EXERCISE BRIEF =>
All that is wanted is how many lines in the records below include the string "true".

INFORMATION GIVEN =>

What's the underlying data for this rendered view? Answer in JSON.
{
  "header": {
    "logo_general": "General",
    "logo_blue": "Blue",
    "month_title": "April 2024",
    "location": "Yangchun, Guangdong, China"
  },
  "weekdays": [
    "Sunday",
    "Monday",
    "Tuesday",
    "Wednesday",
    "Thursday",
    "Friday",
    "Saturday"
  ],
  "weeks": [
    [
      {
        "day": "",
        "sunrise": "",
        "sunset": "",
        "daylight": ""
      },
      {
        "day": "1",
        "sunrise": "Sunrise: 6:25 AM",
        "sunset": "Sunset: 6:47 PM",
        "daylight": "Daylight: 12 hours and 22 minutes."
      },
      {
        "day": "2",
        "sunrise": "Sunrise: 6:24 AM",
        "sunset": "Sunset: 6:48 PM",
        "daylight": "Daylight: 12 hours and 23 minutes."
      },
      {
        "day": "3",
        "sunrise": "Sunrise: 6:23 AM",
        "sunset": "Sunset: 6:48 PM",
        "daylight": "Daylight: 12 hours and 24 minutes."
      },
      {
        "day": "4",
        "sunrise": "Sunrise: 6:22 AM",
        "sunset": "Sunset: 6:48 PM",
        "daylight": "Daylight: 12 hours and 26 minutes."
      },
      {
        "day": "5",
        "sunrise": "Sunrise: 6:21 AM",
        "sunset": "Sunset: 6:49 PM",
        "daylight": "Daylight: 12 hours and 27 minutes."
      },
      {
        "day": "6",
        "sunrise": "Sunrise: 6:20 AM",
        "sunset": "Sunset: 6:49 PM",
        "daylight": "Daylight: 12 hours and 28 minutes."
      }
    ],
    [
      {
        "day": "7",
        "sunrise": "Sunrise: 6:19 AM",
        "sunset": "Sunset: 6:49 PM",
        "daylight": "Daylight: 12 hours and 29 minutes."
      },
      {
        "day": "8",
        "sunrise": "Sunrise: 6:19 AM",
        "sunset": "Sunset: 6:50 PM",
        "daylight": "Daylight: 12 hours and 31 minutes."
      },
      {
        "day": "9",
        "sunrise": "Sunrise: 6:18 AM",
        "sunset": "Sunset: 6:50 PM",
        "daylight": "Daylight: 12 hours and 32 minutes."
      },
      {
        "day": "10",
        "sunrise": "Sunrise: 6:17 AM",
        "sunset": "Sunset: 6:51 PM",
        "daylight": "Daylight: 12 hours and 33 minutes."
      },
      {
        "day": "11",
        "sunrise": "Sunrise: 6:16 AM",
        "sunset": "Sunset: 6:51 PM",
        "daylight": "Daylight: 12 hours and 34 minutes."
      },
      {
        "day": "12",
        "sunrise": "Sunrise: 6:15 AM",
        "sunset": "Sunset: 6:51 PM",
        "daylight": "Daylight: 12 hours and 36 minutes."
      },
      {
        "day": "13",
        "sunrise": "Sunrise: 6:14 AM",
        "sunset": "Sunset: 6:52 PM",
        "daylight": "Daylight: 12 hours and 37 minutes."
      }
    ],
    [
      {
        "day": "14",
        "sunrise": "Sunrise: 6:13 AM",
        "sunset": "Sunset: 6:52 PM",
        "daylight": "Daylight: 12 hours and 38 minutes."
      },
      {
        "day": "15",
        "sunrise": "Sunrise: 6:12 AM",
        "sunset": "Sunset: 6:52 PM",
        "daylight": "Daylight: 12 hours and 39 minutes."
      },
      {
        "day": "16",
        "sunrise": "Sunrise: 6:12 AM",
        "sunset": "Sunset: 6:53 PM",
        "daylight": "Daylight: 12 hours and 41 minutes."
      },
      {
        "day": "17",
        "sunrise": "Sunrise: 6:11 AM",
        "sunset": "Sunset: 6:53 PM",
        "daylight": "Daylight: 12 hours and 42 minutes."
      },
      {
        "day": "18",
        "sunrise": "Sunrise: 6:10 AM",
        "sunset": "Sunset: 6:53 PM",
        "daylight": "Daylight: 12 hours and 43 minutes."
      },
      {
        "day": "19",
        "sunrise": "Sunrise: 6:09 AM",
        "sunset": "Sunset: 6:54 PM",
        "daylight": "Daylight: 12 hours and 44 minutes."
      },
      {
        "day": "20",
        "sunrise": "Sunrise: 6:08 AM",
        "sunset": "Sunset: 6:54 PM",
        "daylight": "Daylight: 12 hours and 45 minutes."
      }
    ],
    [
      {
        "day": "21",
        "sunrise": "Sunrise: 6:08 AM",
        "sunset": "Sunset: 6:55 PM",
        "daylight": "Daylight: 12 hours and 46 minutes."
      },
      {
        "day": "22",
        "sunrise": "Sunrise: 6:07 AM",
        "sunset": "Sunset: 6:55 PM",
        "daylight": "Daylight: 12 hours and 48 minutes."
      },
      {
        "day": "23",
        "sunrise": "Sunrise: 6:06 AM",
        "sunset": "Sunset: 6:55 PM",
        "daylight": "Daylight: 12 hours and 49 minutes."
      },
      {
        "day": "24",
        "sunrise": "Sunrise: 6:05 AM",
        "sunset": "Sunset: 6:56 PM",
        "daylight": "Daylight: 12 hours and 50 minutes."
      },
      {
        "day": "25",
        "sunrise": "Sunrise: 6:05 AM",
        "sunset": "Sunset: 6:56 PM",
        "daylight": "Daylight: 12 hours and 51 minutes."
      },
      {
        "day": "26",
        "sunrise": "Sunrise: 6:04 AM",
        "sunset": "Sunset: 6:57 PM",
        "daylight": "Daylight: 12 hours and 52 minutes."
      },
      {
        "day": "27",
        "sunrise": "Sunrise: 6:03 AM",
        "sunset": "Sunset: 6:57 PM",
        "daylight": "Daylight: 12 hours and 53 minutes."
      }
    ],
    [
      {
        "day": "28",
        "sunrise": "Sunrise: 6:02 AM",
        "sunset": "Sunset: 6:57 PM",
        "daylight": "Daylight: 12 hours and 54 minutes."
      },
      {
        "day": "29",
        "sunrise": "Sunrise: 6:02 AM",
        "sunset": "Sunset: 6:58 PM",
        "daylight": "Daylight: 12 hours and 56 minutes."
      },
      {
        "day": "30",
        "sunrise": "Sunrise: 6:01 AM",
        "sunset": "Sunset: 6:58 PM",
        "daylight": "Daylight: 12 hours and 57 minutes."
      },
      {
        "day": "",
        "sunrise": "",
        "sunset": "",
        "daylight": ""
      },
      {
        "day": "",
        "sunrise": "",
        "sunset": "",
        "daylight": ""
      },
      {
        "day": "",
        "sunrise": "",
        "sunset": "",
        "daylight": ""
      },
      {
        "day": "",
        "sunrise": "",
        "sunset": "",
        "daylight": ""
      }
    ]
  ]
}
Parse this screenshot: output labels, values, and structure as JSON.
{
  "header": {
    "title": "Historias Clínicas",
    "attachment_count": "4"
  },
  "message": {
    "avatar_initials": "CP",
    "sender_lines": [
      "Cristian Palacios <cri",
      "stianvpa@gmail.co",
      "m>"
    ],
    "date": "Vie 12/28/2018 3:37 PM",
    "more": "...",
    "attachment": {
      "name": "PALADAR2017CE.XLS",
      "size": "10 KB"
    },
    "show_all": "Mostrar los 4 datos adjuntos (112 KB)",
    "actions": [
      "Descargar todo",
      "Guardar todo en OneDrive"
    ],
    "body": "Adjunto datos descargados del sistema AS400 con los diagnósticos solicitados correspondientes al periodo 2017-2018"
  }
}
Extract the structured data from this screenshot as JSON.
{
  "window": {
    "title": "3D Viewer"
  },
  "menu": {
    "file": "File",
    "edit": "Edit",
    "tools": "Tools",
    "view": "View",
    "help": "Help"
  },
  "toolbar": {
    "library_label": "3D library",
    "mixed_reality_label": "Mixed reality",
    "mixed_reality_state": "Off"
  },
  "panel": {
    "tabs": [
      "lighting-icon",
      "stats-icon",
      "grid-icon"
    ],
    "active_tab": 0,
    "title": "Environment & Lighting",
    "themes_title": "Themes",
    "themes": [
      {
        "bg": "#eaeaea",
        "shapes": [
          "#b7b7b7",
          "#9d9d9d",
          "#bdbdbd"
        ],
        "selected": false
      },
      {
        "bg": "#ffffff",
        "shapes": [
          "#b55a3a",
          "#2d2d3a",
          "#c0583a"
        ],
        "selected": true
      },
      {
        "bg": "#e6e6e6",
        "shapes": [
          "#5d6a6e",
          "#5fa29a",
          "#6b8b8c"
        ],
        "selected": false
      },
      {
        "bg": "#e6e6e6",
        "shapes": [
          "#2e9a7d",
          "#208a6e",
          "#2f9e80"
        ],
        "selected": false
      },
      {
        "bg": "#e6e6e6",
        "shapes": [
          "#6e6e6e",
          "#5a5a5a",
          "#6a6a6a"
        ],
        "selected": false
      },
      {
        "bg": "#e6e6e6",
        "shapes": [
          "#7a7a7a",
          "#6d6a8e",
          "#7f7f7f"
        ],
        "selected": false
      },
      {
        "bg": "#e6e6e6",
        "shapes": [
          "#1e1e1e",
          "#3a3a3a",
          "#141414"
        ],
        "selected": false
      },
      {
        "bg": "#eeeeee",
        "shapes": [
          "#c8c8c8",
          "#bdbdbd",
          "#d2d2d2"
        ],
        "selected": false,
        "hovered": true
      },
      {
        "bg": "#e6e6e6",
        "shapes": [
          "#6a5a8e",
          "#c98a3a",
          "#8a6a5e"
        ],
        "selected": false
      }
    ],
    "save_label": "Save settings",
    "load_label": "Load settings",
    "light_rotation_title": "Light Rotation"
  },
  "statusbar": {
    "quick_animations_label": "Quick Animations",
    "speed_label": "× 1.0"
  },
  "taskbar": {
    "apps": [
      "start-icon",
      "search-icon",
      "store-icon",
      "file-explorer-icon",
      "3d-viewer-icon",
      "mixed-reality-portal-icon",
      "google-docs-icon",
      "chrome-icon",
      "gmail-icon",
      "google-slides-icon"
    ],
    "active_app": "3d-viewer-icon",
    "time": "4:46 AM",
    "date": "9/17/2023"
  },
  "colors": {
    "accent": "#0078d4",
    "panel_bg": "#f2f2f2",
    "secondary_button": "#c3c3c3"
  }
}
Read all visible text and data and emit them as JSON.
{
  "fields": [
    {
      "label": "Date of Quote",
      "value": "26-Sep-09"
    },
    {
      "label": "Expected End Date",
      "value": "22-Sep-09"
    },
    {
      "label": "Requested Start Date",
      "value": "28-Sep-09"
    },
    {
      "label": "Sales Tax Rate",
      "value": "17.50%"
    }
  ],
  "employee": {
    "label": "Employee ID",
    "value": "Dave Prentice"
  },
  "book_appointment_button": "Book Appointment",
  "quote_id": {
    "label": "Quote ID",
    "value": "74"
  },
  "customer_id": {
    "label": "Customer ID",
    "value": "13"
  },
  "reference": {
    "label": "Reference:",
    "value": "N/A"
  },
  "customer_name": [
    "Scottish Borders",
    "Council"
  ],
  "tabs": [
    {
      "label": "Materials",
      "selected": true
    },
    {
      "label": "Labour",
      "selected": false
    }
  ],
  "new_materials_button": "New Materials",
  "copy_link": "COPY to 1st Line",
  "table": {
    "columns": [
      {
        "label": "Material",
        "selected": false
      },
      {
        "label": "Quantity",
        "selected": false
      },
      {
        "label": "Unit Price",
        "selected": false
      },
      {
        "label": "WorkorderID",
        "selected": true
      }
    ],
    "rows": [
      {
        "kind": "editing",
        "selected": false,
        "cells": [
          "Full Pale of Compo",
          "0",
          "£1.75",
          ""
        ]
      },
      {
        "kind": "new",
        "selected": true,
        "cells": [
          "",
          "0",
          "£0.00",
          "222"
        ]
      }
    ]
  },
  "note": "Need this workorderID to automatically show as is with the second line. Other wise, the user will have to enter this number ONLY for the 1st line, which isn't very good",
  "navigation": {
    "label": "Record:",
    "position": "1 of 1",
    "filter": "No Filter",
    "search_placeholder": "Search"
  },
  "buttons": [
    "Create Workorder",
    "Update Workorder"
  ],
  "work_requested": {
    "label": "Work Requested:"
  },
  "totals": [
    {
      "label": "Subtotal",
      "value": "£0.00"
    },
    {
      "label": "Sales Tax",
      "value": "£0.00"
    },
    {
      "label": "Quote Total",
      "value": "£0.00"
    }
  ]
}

EXERCISE RESULT =>
5